“I have worked with The Hunger Project who is known for their commitment to growing communities,” Kemi said. “They know their values, they enact their values, and inspire others to do the same.
“Their model is all about removing the ‘white saviour’ to solve all the issues of the developing world. They focus on working with village partners and ask them what their vision and commitments are.
“One man said he wanted a metal roof for his community rather than banana leaves as when the rain came it meant the children got sick and couldn’t go to school. The team then asked what their commitment to the vision was and what actions needed to be taken to fulfil that.”
Kemi said some people value putting food on the table – they might live in a slum or it might be a family living comfortably but as long as the commitment to the vision was there, that was a value to be proud of.

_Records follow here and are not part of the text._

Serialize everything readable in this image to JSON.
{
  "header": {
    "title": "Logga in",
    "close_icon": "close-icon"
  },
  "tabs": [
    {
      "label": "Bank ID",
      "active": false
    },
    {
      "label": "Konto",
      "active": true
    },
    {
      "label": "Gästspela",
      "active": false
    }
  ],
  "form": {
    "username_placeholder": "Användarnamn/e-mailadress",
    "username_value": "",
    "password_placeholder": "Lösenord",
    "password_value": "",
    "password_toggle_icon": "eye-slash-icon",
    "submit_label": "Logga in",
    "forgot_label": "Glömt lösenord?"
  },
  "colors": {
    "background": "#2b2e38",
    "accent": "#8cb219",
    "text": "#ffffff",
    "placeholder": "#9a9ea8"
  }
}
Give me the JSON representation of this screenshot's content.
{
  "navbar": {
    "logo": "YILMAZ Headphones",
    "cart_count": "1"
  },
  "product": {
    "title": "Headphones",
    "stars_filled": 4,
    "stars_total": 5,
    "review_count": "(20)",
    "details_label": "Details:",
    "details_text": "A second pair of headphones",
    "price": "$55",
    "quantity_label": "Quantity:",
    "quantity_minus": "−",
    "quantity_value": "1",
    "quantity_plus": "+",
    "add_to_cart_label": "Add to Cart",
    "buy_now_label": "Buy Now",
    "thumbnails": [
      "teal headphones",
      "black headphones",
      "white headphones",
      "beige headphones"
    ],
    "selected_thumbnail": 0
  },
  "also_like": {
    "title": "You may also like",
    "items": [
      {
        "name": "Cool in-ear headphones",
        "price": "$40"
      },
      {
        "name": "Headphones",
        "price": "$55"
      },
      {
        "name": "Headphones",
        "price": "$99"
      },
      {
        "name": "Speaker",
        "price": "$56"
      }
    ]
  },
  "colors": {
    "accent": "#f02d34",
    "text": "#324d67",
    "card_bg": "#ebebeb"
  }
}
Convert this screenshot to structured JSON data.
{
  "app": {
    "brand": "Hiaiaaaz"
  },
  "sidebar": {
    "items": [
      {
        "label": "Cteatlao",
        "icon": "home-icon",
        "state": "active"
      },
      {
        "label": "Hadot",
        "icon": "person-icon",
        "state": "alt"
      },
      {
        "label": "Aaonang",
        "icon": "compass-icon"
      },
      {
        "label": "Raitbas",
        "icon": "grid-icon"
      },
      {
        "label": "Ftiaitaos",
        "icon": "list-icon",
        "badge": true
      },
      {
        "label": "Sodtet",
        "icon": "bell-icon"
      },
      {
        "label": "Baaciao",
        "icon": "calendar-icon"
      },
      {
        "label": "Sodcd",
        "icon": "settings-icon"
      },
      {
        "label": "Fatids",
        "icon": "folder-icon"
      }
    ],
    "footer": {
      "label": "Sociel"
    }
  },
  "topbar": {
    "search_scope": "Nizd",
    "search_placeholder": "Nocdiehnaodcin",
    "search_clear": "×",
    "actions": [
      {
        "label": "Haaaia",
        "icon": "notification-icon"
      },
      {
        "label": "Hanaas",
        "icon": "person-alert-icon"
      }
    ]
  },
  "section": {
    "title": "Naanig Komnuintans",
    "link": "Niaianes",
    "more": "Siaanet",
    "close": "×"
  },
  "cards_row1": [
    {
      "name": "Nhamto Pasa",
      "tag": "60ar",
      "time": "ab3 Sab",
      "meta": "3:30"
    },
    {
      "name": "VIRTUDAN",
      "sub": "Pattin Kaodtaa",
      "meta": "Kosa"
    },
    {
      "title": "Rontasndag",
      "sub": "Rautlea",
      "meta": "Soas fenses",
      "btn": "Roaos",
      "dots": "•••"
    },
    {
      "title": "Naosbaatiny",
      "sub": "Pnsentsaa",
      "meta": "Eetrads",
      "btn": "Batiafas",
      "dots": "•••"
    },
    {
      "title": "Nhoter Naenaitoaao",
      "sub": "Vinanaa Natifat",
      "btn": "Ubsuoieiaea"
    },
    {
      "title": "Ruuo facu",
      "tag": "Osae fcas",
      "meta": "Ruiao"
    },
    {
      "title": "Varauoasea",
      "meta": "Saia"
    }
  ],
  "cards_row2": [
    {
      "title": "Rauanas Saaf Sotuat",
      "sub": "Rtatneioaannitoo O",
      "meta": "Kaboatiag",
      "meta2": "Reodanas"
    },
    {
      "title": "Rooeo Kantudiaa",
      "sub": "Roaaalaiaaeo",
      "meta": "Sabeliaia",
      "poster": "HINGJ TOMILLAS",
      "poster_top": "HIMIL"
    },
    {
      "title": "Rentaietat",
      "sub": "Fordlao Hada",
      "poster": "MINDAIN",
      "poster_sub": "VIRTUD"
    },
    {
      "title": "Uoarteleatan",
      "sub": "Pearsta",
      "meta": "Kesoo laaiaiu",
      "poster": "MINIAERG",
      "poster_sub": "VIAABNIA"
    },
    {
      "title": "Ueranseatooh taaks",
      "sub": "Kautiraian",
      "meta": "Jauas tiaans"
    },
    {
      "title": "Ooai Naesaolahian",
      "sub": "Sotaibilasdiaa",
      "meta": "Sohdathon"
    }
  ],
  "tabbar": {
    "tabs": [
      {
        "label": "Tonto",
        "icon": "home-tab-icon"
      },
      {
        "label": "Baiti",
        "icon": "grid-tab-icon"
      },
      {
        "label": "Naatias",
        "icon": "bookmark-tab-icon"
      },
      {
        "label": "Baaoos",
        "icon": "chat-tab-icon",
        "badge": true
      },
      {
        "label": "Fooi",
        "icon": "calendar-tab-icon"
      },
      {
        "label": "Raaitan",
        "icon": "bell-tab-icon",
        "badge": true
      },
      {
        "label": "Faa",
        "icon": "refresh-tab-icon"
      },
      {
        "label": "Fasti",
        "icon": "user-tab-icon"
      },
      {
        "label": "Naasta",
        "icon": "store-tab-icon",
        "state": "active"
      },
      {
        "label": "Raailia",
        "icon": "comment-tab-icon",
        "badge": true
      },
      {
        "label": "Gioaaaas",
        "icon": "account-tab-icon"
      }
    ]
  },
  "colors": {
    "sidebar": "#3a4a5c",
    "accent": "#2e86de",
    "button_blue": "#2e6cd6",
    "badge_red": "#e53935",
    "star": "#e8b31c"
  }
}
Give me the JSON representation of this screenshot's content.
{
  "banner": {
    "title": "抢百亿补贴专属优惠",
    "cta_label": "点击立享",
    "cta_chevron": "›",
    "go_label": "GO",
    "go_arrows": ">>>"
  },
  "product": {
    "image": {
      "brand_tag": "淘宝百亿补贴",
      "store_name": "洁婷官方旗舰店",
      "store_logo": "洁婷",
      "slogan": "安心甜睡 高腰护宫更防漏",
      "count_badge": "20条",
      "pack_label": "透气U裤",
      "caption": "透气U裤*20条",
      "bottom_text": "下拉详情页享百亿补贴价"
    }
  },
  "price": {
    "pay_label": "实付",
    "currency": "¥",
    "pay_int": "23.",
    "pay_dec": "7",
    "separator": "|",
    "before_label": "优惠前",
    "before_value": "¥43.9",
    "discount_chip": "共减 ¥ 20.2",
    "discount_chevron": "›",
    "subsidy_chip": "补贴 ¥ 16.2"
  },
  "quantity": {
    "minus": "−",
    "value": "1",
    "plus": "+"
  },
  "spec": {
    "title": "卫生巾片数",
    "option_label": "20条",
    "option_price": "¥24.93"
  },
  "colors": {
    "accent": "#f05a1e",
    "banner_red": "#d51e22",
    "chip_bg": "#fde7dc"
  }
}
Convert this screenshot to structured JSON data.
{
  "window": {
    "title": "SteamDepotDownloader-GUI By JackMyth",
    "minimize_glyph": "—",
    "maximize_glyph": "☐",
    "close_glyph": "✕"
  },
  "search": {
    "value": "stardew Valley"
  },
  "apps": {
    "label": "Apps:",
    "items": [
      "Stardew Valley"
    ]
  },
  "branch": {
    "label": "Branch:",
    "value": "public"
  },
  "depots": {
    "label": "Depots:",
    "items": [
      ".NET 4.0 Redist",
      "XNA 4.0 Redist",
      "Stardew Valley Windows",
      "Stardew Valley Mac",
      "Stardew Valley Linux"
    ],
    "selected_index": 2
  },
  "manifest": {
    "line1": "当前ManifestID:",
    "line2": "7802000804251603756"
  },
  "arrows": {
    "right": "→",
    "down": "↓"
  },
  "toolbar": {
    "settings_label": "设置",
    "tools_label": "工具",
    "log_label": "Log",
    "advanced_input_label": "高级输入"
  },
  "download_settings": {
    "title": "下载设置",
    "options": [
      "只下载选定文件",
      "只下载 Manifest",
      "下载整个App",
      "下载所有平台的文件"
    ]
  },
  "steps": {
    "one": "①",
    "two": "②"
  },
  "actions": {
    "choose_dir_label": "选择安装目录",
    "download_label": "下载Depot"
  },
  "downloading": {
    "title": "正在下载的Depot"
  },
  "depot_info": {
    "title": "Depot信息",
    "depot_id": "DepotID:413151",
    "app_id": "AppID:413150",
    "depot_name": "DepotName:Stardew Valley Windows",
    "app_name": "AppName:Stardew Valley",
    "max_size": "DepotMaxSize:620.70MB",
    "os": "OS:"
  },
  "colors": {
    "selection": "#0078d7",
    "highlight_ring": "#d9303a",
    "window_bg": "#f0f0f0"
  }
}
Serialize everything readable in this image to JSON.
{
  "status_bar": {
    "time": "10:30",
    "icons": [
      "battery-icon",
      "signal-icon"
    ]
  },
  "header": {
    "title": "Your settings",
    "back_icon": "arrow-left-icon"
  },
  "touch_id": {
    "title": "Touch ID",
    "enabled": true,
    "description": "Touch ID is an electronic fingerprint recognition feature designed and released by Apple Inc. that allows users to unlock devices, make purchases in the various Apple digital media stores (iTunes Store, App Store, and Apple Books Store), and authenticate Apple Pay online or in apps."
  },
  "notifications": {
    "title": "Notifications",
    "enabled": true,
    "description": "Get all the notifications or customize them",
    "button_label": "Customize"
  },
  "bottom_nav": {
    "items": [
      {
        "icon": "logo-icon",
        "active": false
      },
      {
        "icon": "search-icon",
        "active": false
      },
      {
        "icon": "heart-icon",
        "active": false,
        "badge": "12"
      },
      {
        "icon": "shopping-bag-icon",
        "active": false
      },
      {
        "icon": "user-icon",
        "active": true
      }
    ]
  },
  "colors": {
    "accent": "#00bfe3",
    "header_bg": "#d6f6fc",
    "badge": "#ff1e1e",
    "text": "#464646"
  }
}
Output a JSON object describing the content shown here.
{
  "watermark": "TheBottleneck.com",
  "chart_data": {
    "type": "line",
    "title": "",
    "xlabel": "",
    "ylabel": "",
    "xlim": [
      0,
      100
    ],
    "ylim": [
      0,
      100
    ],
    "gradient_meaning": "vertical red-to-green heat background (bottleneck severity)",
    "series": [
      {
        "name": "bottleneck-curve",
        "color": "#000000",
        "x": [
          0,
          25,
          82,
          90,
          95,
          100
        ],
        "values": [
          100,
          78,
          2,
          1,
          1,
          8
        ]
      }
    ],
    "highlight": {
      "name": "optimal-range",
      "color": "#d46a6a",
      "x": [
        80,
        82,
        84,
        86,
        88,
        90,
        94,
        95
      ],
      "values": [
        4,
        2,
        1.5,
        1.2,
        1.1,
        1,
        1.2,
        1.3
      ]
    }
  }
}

“After realising that you have what you need it’s about asking, what you can do for others and this will lead to greater engagement and connections for all,” she said.
“If you’re not willing to walk into a room with your team and talk with them for as long as it takes, then you’re not really leading. If you’re not willing to learn how your team is feeling all you will see is destructive behaviour. Try and be a fly on the wall and ask yourself if you are leading with purpose and following your real values.
“And remember to ask ‘how’. If you ask your team how you could support them better they might say things like they want to feel they can knock on your door or they want you to take them to meet a new client. Asking what your team needs from you is always more efficient and more rewarding than guessing what your team needs from you. Ask.”
Kemi has seen businesses push out surveys that came back saying that some 70 per cent of employees felt disconnected or disengaged.
“The solve should have been simple,” she said. “If they had followed up with the question, ‘how can the business or leader support you better’, the pathways would have been clearer.
“Avoid asking ‘why’ as sometimes people will feel they need to defend or justify their answer. Instead go for the more open-ended ‘how’ so they have more space to think about their feelings.”
When asked about the best piece of advice she has ever received, Kemi said, ‘Imagine if Bruce Springsteen wanted to be Whitney Houston…How confusing would that be,” she said with a laugh.
“If you compare or try to be someone else, you will never be happy and you will never lead fully,” Kemi said.
“We love musicians and artists for just being themselves – for being something different and leading in their own unique way. Leaders are the same; while also being open to feedback and growth, we need to be clear in our leadership styles and when we are, the others will come.”
To catch Kemi, make sure you sign up for the Shape 2021 Conference where she will take to the stage again as a keynote speaker following the success of her recent talk with RSCA members.